** Opening Supplied entries block **

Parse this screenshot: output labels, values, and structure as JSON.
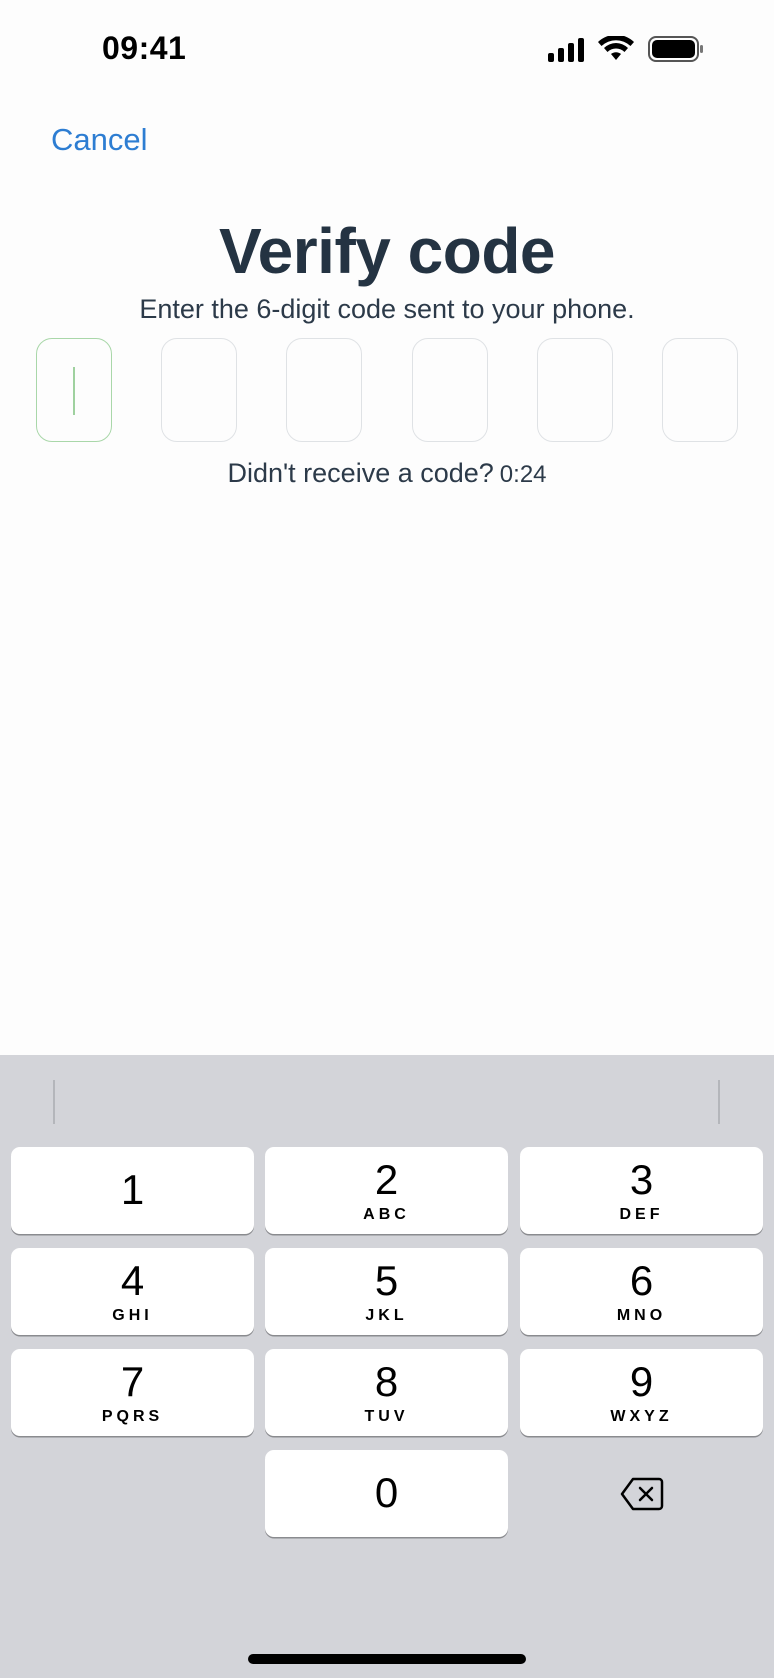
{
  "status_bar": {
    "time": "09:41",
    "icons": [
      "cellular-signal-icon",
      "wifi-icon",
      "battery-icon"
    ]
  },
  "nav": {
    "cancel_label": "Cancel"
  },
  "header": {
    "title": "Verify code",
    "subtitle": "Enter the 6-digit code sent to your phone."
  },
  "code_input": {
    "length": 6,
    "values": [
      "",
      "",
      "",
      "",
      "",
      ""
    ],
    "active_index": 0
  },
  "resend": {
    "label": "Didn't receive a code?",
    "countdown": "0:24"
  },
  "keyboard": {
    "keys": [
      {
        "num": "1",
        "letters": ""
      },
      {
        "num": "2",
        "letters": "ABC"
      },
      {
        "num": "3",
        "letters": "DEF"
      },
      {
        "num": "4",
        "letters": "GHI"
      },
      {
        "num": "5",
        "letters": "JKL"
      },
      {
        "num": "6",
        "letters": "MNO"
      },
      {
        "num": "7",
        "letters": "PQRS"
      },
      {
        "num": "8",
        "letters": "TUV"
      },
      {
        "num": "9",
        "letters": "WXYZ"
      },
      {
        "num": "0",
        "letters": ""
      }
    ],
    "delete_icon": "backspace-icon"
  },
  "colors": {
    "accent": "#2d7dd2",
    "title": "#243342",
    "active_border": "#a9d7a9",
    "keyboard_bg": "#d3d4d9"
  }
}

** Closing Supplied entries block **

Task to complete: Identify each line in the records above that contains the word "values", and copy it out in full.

Solution for this task:
Parse this screenshot: output labels, values, and structure as JSON.
    "values": [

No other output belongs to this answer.